--- Records for this task ---

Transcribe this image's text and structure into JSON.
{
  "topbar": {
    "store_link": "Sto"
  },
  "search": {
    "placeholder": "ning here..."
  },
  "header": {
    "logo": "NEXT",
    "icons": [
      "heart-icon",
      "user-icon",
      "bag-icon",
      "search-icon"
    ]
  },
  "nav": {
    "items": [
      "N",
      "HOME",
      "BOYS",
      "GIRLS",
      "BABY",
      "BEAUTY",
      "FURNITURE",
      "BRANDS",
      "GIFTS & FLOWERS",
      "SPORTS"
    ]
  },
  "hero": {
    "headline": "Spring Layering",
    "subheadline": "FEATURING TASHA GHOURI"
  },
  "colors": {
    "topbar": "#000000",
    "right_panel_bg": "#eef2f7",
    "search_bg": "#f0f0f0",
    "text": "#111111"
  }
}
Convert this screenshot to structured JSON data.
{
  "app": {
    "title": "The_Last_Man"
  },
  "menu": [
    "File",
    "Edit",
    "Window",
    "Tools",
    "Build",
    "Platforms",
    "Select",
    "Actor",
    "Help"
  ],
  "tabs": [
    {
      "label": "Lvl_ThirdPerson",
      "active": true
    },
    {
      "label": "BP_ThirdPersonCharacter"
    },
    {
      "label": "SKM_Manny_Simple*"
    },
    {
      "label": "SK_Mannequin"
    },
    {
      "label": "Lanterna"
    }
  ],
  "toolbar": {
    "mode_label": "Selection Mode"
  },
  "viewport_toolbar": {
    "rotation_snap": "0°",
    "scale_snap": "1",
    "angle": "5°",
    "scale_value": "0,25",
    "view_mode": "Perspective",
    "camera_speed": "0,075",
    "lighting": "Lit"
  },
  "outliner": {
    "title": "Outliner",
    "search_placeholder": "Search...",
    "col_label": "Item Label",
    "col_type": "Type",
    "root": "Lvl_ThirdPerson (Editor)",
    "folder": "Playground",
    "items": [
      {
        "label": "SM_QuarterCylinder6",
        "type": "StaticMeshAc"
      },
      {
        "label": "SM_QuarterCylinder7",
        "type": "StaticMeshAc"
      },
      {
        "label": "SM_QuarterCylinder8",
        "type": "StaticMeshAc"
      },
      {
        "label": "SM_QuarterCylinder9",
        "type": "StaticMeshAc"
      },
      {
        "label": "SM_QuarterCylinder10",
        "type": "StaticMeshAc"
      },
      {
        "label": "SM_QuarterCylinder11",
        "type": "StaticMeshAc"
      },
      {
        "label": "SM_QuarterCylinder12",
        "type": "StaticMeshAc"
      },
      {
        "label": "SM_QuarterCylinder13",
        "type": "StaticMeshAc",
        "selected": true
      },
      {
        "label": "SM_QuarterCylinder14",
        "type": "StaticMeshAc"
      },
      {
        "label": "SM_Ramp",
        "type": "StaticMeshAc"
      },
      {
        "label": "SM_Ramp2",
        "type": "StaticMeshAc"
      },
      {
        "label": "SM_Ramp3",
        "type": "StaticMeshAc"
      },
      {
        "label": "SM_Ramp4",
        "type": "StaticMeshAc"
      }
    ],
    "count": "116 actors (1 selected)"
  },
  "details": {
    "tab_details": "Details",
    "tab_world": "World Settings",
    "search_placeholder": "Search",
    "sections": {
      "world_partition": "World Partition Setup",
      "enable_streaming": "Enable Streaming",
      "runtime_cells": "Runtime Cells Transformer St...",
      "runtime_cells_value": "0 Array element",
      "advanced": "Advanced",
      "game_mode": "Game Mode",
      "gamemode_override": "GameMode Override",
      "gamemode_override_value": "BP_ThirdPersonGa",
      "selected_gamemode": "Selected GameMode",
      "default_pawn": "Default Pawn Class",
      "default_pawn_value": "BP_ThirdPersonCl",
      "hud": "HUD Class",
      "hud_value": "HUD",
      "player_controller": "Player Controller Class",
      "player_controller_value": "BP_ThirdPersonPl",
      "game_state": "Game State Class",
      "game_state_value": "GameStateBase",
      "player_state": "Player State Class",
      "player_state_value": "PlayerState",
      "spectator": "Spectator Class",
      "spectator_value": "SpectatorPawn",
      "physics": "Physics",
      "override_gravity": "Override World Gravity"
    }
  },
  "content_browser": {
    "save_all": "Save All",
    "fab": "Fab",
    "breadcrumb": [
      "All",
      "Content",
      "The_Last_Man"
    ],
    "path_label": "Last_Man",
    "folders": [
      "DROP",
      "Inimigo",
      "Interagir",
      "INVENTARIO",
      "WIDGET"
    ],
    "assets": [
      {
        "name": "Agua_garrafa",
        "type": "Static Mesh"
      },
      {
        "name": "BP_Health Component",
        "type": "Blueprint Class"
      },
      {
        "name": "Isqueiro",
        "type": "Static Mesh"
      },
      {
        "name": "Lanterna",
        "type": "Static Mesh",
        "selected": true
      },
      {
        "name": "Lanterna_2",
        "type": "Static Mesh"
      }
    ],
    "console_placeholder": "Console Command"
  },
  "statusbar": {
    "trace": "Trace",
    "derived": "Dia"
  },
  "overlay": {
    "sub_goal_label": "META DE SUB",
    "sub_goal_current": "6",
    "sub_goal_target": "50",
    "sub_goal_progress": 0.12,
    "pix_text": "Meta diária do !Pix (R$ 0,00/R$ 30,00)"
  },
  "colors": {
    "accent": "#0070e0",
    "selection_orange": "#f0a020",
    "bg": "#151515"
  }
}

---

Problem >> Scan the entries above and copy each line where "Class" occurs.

Completed exercise >>
      "default_pawn": "Default Pawn Class",
      "hud": "HUD Class",
      "player_controller": "Player Controller Class",
      "game_state": "Game State Class",
      "player_state": "Player State Class",
      "spectator": "Spectator Class",
        "type": "Blueprint Class"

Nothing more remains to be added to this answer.